Nothing is free in Azure. That notification costs less than $2 every month. That’s right: about $2. And for that cost we know when our service had fallen down and can act on it.
When we built this app in Node, we had a long running Daemon process in the background to see reservation searches when creating rideshares. We moved this to function Azure because it allowed us to take advantage of already-integrated security benefits. With our Azure function running on a timer every five seconds, we could track the many successful runs and those few that failed over the previous thirty days.
We were able to run the same query on Application Insights and get even more information. You can go serverless in front of a queue so it’s receiving messages from an external cue and reacting appropriately. This allows you to set up a function as an API endpoint so you’re actually making web requests to your serverless function. One of the primary benefits (other than security) is that you’re only paying for the compute time you actually use. This then scales depending on the number of requests, particularly in the case of an API.
A few components of our app take longer than is convenient for an API. As a user seeking a rideshare, your experience needs to be simple. You want to click a button and get a quick “okay” confirmation.
In the API it takes a few seconds to go to MS Graph, where the user’s calendar lives, and update their calendar. Instead, what we do is send a message to a queue and the queue will spit responses back to a listener. Now, instead of living in an API, the listener could live in an Azure function in another application.
When I go into Azure, it can tell me how many messages were scheduled in one tab and in another the number of messages recently sent and received. I can schedule these messages with a queue. So if, for instance, I only want to call a shuttle for the user at the time that they request then I just tell my queue “Send me this message back again tomorrow afternoon at 4 p.m.”

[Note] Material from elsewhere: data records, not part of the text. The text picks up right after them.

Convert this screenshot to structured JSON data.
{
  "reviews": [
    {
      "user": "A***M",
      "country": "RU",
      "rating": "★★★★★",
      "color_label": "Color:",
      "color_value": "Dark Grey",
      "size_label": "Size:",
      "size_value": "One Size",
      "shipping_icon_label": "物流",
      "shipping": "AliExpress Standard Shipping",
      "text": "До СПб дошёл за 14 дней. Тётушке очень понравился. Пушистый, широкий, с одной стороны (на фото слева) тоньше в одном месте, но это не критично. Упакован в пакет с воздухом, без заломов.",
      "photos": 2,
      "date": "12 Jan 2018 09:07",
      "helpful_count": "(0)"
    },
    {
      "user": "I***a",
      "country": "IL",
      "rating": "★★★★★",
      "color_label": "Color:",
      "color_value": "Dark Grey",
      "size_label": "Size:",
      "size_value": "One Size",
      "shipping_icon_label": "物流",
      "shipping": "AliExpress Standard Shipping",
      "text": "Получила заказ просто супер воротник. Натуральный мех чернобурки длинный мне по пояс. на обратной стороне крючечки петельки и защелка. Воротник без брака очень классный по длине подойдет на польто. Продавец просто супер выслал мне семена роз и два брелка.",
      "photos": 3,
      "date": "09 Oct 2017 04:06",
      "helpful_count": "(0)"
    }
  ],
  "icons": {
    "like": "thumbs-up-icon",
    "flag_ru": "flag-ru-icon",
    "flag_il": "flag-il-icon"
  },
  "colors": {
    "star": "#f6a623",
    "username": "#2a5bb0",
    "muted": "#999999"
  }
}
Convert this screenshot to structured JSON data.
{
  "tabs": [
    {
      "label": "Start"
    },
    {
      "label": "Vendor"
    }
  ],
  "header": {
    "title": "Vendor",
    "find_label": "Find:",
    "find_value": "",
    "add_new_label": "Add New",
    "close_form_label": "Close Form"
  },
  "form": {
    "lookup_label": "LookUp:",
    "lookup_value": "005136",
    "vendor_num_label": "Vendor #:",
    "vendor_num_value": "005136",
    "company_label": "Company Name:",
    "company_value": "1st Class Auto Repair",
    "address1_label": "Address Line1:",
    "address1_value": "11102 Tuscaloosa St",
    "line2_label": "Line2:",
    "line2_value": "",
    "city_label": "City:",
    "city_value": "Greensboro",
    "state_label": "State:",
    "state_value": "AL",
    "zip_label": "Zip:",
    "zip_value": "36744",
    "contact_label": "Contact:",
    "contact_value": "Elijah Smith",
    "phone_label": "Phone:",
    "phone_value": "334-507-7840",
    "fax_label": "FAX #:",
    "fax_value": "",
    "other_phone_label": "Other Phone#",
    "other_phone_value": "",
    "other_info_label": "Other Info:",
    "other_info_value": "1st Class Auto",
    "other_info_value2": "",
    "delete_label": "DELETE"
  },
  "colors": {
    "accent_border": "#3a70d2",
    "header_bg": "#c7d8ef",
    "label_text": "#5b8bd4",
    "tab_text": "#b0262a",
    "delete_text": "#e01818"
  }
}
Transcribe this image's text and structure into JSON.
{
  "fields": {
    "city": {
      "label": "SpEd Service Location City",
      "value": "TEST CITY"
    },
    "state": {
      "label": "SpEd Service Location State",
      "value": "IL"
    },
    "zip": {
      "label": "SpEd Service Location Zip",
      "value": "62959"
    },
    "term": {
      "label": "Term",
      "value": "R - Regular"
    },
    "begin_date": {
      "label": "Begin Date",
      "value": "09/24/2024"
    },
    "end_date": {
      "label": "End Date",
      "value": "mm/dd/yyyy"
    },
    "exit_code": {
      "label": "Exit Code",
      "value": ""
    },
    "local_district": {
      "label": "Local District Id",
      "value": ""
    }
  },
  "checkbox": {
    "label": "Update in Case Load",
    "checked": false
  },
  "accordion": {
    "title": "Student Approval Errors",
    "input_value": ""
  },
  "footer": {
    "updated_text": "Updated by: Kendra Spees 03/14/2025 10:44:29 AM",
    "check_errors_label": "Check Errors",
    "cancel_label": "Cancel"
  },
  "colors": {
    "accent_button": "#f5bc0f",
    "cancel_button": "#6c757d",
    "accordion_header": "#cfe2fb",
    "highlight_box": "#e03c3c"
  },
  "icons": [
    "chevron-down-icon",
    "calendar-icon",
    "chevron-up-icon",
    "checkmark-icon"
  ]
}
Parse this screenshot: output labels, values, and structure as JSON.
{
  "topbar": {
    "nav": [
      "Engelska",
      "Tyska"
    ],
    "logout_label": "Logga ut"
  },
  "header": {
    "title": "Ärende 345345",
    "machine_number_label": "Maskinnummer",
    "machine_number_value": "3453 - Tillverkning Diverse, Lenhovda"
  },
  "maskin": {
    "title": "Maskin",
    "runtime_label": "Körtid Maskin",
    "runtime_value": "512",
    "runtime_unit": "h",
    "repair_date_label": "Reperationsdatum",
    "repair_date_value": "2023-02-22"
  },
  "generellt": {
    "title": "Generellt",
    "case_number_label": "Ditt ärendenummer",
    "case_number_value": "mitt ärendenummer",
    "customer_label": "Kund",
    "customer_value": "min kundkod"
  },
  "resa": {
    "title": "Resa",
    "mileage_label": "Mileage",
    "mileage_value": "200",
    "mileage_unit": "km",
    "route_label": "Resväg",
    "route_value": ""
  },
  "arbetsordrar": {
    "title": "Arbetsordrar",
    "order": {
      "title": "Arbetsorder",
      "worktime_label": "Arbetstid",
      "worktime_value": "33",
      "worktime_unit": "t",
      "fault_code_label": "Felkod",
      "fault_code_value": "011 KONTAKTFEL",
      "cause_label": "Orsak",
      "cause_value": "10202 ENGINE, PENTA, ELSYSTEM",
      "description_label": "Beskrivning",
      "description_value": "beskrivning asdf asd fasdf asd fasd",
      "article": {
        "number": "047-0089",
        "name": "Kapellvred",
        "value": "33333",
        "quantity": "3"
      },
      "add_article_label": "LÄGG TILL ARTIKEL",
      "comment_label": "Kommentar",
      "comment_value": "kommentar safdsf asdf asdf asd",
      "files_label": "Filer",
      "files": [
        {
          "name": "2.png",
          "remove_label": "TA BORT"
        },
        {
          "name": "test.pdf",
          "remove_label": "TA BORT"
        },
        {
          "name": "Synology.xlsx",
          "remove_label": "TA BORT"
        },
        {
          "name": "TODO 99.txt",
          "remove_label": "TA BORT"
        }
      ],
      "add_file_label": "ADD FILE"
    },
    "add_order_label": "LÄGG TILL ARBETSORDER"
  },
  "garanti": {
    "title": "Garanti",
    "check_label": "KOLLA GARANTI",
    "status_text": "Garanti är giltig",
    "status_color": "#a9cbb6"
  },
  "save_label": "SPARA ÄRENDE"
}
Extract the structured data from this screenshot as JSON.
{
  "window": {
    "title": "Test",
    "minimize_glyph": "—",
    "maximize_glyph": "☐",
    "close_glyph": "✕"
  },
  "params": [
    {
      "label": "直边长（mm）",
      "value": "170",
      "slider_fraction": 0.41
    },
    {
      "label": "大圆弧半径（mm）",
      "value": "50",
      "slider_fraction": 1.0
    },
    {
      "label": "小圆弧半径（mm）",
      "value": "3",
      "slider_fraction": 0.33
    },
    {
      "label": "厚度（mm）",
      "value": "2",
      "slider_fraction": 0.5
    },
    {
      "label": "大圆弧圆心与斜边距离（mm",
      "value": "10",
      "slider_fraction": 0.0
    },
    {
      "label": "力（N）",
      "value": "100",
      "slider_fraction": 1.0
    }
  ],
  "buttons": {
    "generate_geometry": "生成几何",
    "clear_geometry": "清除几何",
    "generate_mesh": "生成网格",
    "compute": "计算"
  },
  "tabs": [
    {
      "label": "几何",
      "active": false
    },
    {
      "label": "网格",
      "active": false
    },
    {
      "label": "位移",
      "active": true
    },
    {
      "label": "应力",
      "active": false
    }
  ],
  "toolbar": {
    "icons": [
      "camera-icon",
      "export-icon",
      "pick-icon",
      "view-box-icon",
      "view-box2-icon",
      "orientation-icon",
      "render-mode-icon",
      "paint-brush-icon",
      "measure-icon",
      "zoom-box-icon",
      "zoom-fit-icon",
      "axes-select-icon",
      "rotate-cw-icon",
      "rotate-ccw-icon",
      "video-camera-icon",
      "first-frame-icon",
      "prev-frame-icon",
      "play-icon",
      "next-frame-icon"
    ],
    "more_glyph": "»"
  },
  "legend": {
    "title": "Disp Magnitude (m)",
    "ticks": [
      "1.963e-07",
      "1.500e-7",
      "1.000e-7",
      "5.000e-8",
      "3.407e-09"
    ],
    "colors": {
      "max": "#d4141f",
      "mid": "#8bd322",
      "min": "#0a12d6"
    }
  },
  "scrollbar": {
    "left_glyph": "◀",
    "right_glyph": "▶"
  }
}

One of the downsides is when this system is still only receiving and sending messages one at a time. There is a latency issue where, if you needed something to happen immediately, queues are perhaps not the best system because they don’t give you finely-tuned control over how quickly you receive those messages back. Yet, for us, it has been a solid system to initiate actions in the background on demand.
Most recently, we worked on enterprise level security. This requires a few extra steps to allow our application permission to read and write on everybody’s calendar.
We also want to make sure that our secrets are kept secret– so we use Key Vault. It’s another Azure service, and because everything is integrated and we’re in this Microsoft environment, the code runs in .NET core when the application runs and most of our configuration settings come from our own files. Then we’ll pop some environment variables in and connect Key Vault in order to throw all of our secrets into the config. This is accomplished in around six lines of code. I can use this method in various places where I might keep environment settings, mash them together, and then utilize them throughout the application– all without having to think about how that works or resort to customization.
Finally, in order to connect to Key Vault, we could use a password but the whole point of using Key Vault for passwords is so they are not in your code or anywhere else that’s easily compromised. So we use something called the “managed service identity” (Microsoft offers a helpful diagram to define this concept).
Our application is unique when it runs in Azure. It lives on a VM and has its own fingerprint. Rather than stating or requesting a key or password to get into that Key Vault, it’s like asking for a fingerprint. That is how we are accessing our secrets in Key Vault. We can also use this approach to access our database because we are really just trying to remove points of vulnerability and enable secure access.